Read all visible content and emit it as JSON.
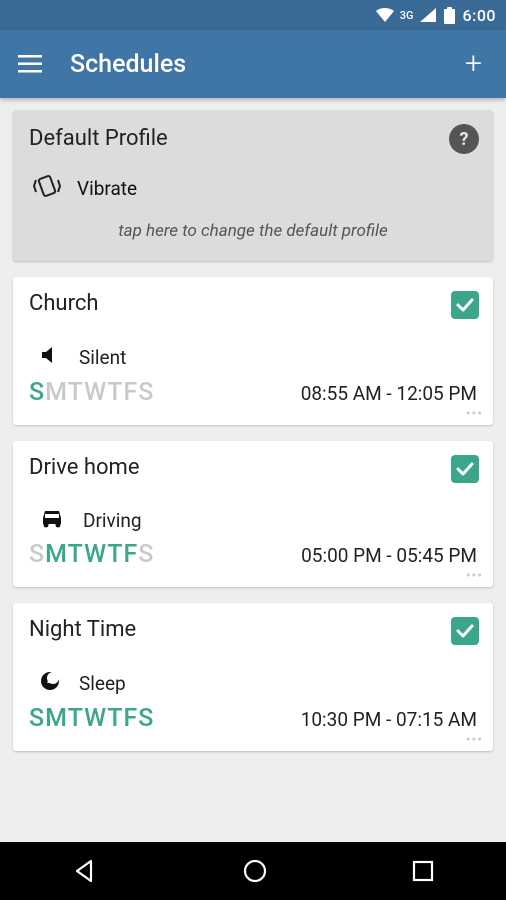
{
  "status": {
    "time": "6:00",
    "network": "3G"
  },
  "appbar": {
    "title": "Schedules"
  },
  "default": {
    "title": "Default Profile",
    "mode_label": "Vibrate",
    "hint": "tap here to change the default profile"
  },
  "schedules": [
    {
      "name": "Church",
      "mode_label": "Silent",
      "days_on": [
        0
      ],
      "time": "08:55 AM - 12:05 PM"
    },
    {
      "name": "Drive home",
      "mode_label": "Driving",
      "days_on": [
        1,
        2,
        3,
        4,
        5
      ],
      "time": "05:00 PM - 05:45 PM"
    },
    {
      "name": "Night Time",
      "mode_label": "Sleep",
      "days_on": [
        0,
        1,
        2,
        3,
        4,
        5,
        6
      ],
      "time": "10:30 PM - 07:15 AM"
    }
  ],
  "days_letters": [
    "S",
    "M",
    "T",
    "W",
    "T",
    "F",
    "S"
  ]
}
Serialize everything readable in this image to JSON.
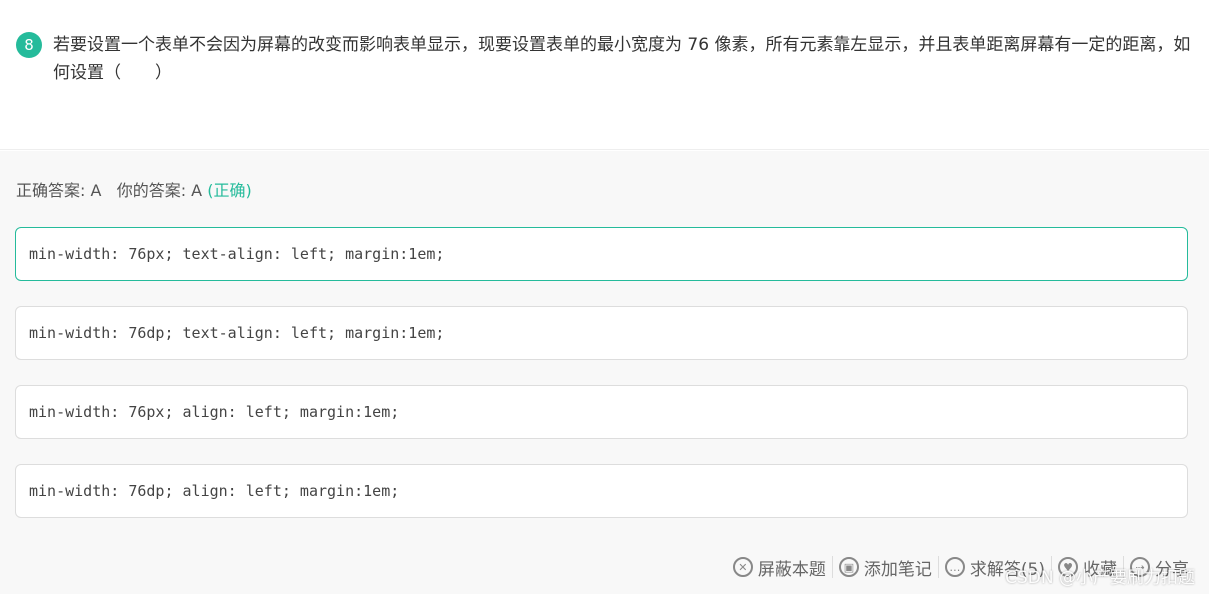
{
  "question": {
    "number": "8",
    "text": "若要设置一个表单不会因为屏幕的改变而影响表单显示，现要设置表单的最小宽度为 76 像素，所有元素靠左显示，并且表单距离屏幕有一定的距离，如何设置（　　）"
  },
  "result": {
    "correct_label": "正确答案: A",
    "your_label": "你的答案: A",
    "status": "(正确)"
  },
  "options": [
    {
      "text": "min-width: 76px; text-align: left; margin:1em;",
      "selected": true
    },
    {
      "text": "min-width: 76dp; text-align: left; margin:1em;",
      "selected": false
    },
    {
      "text": "min-width: 76px; align: left; margin:1em;",
      "selected": false
    },
    {
      "text": "min-width: 76dp; align: left; margin:1em;",
      "selected": false
    }
  ],
  "footer": {
    "block": "屏蔽本题",
    "note": "添加笔记",
    "ask": "求解答(5)",
    "favorite": "收藏",
    "share": "分享"
  },
  "watermark": "CSDN @小产要刷力扣题",
  "colors": {
    "accent": "#25bb9b",
    "background": "#f8f8f8"
  }
}
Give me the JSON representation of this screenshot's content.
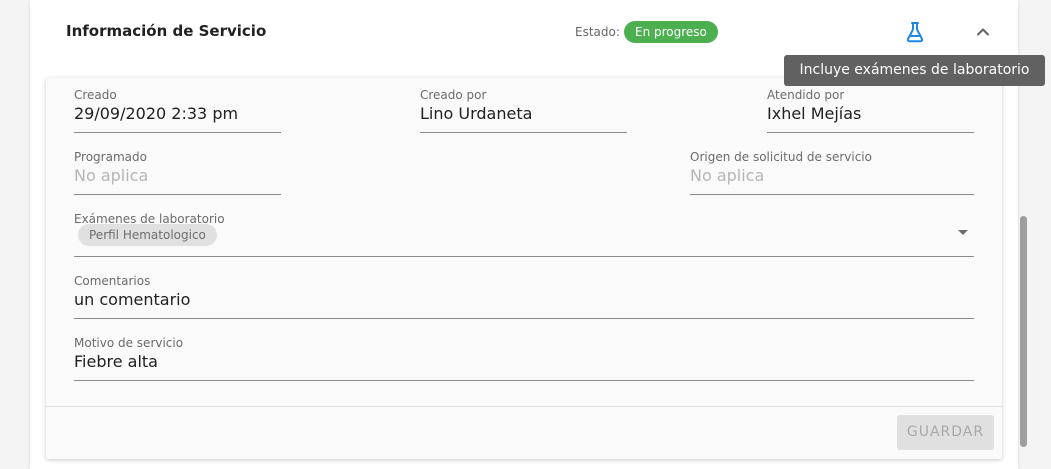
{
  "header": {
    "title": "Información de Servicio",
    "status_label": "Estado:",
    "status_value": "En progreso",
    "lab_icon": "flask-icon",
    "collapse_icon": "chevron-up-icon"
  },
  "tooltip": "Incluye exámenes de laboratorio",
  "fields": {
    "creado": {
      "label": "Creado",
      "value": "29/09/2020 2:33 pm"
    },
    "creado_por": {
      "label": "Creado por",
      "value": "Lino Urdaneta"
    },
    "atendido_por": {
      "label": "Atendido por",
      "value": "Ixhel Mejías"
    },
    "programado": {
      "label": "Programado",
      "value": "No aplica"
    },
    "origen": {
      "label": "Origen de solicitud de servicio",
      "value": "No aplica"
    },
    "examenes": {
      "label": "Exámenes de laboratorio",
      "chips": [
        "Perfil Hematologico"
      ]
    },
    "comentarios": {
      "label": "Comentarios",
      "value": "un comentario"
    },
    "motivo": {
      "label": "Motivo de servicio",
      "value": "Fiebre alta"
    }
  },
  "actions": {
    "save_label": "GUARDAR"
  },
  "colors": {
    "status_green": "#4caf50",
    "accent_blue": "#1e88e5",
    "tooltip_bg": "#616161"
  }
}
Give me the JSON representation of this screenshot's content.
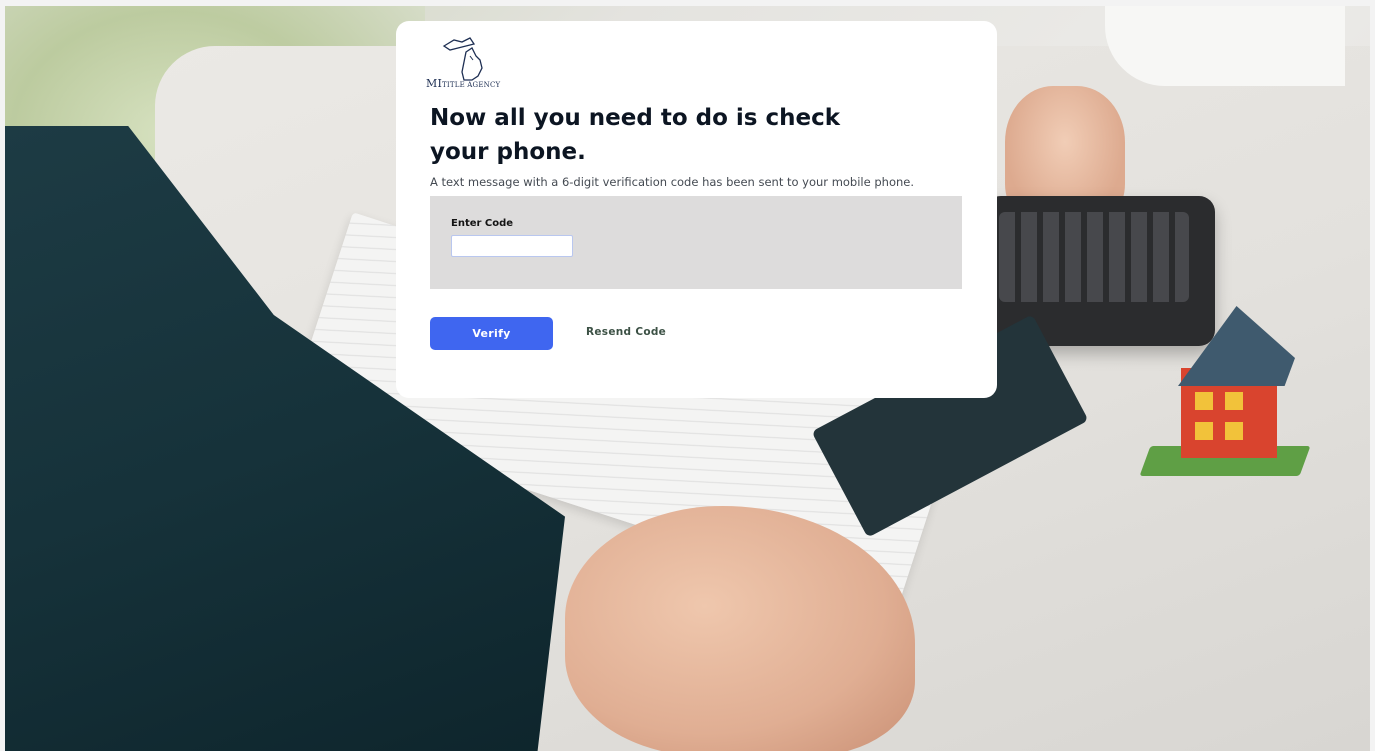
{
  "brand": {
    "logo_mi": "MI",
    "logo_rest": "TITLE AGENCY",
    "logo_color": "#1e2f53"
  },
  "card": {
    "title": "Now all you need to do is check your phone.",
    "subtitle": "A text message with a 6-digit verification code has been sent to your mobile phone."
  },
  "code_form": {
    "label": "Enter Code",
    "input_value": "",
    "input_placeholder": ""
  },
  "actions": {
    "verify_label": "Verify",
    "resend_label": "Resend Code"
  },
  "colors": {
    "accent": "#3f66f0",
    "panel": "#dddcdc",
    "resend": "#3c5145"
  }
}
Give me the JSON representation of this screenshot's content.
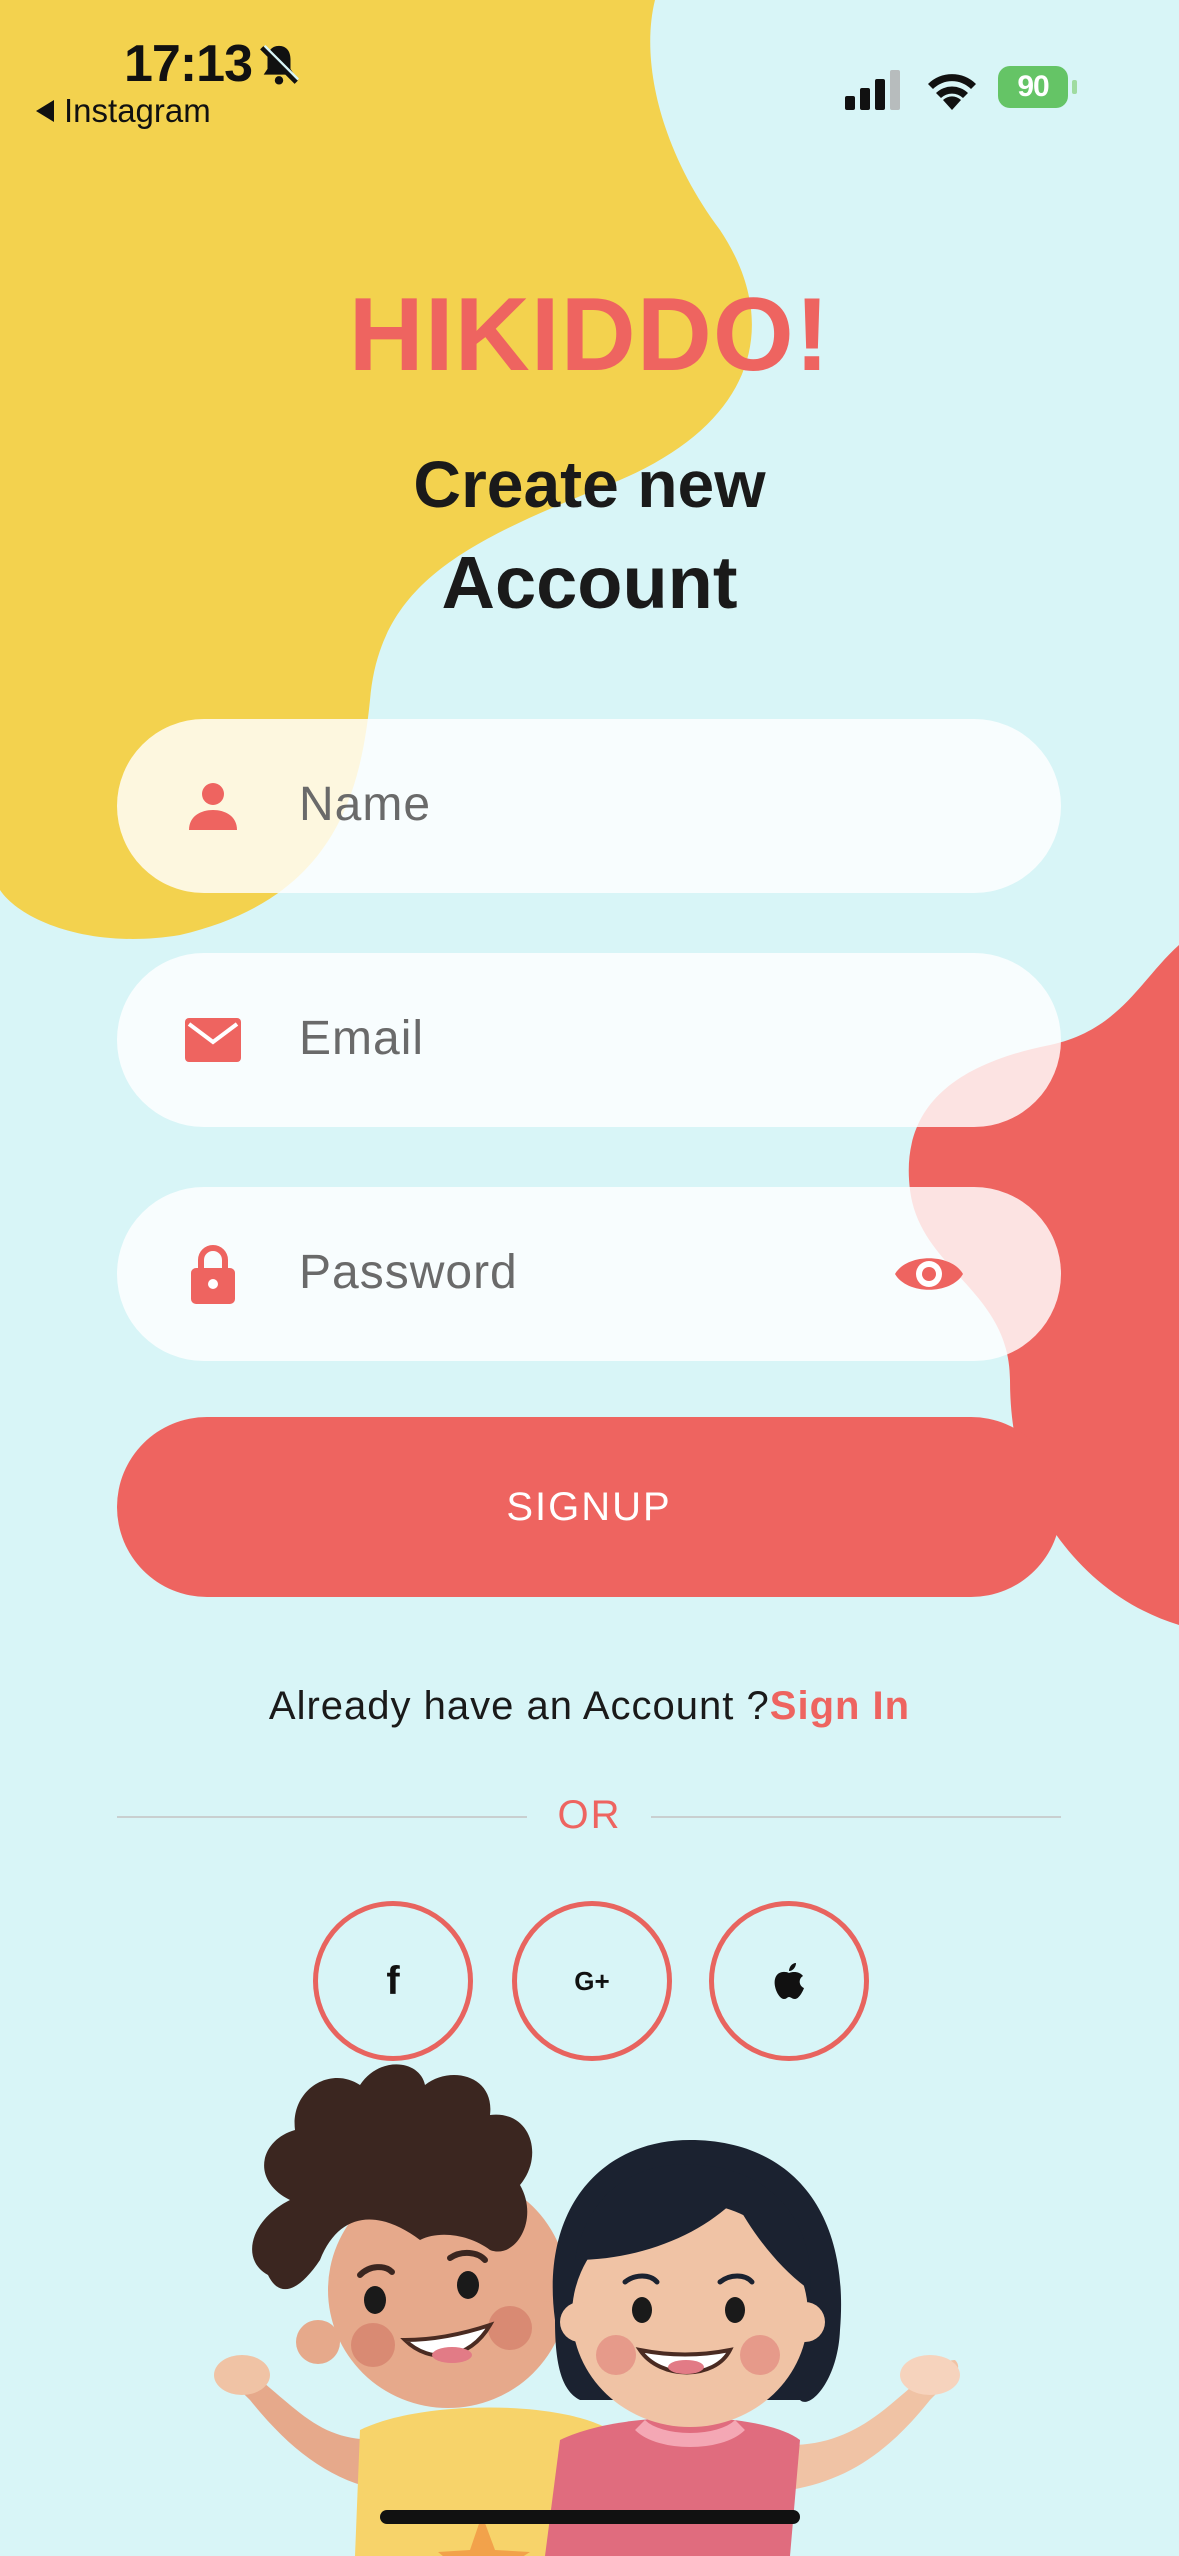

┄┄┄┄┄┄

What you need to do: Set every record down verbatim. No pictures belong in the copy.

Task solution:
Read all visible content and emit it as JSON.
{
  "status": {
    "time": "6:00",
    "network": "3G"
  },
  "appbar": {
    "title": "Schedules"
  },
  "default": {
    "title": "Default Profile",
    "mode_label": "Vibrate",
    "hint": "tap here to change the default profile"
  },
  "schedules": [
    {
      "name": "Church",
      "mode_label": "Silent",
      "days_on": [
        0
      ],
      "time": "08:55 AM - 12:05 PM"
    },
    {
      "name": "Drive home",
      "mode_label": "Driving",
      "days_on": [
        1,
        2,
        3,
        4,
        5
      ],
      "time": "05:00 PM - 05:45 PM"
    },
    {
      "name": "Night Time",
      "mode_label": "Sleep",
      "days_on": [
        0,
        1,
        2,
        3,
        4,
        5,
        6
      ],
      "time": "10:30 PM - 07:15 AM"
    }
  ],
  "days_letters": [
    "S",
    "M",
    "T",
    "W",
    "T",
    "F",
    "S"
  ]
}
Serialize everything readable in this image to JSON.
{
  "question": {
    "number": "8",
    "text": "若要设置一个表单不会因为屏幕的改变而影响表单显示，现要设置表单的最小宽度为 76 像素，所有元素靠左显示，并且表单距离屏幕有一定的距离，如何设置（　　）"
  },
  "result": {
    "correct_label": "正确答案: A",
    "your_label": "你的答案: A",
    "status": "(正确)"
  },
  "options": [
    {
      "text": "min-width: 76px; text-align: left; margin:1em;",
      "selected": true
    },
    {
      "text": "min-width: 76dp; text-align: left; margin:1em;",
      "selected": false
    },
    {
      "text": "min-width: 76px; align: left; margin:1em;",
      "selected": false
    },
    {
      "text": "min-width: 76dp; align: left; margin:1em;",
      "selected": false
    }
  ],
  "footer": {
    "block": "屏蔽本题",
    "note": "添加笔记",
    "ask": "求解答(5)",
    "favorite": "收藏",
    "share": "分享"
  },
  "watermark": "CSDN @小产要刷力扣题",
  "colors": {
    "accent": "#25bb9b",
    "background": "#f8f8f8"
  }
}
Give me the JSON representation of this screenshot's content.
{
  "header": {
    "title": "Información de Servicio",
    "status_label": "Estado:",
    "status_value": "En progreso",
    "lab_icon": "flask-icon",
    "collapse_icon": "chevron-up-icon"
  },
  "tooltip": "Incluye exámenes de laboratorio",
  "fields": {
    "creado": {
      "label": "Creado",
      "value": "29/09/2020 2:33 pm"
    },
    "creado_por": {
      "label": "Creado por",
      "value": "Lino Urdaneta"
    },
    "atendido_por": {
      "label": "Atendido por",
      "value": "Ixhel Mejías"
    },
    "programado": {
      "label": "Programado",
      "value": "No aplica"
    },
    "origen": {
      "label": "Origen de solicitud de servicio",
      "value": "No aplica"
    },
    "examenes": {
      "label": "Exámenes de laboratorio",
      "chips": [
        "Perfil Hematologico"
      ]
    },
    "comentarios": {
      "label": "Comentarios",
      "value": "un comentario"
    },
    "motivo": {
      "label": "Motivo de servicio",
      "value": "Fiebre alta"
    }
  },
  "actions": {
    "save_label": "GUARDAR"
  },
  "colors": {
    "status_green": "#4caf50",
    "accent_blue": "#1e88e5",
    "tooltip_bg": "#616161"
  }
}
Give me the JSON representation of this screenshot's content.
{
  "brand": {
    "logo_mi": "MI",
    "logo_rest": "TITLE AGENCY",
    "logo_color": "#1e2f53"
  },
  "card": {
    "title": "Now all you need to do is check your phone.",
    "subtitle": "A text message with a 6-digit verification code has been sent to your mobile phone."
  },
  "code_form": {
    "label": "Enter Code",
    "input_value": "",
    "input_placeholder": ""
  },
  "actions": {
    "verify_label": "Verify",
    "resend_label": "Resend Code"
  },
  "colors": {
    "accent": "#3f66f0",
    "panel": "#dddcdc",
    "resend": "#3c5145"
  }
}
Give me the JSON representation of this screenshot's content.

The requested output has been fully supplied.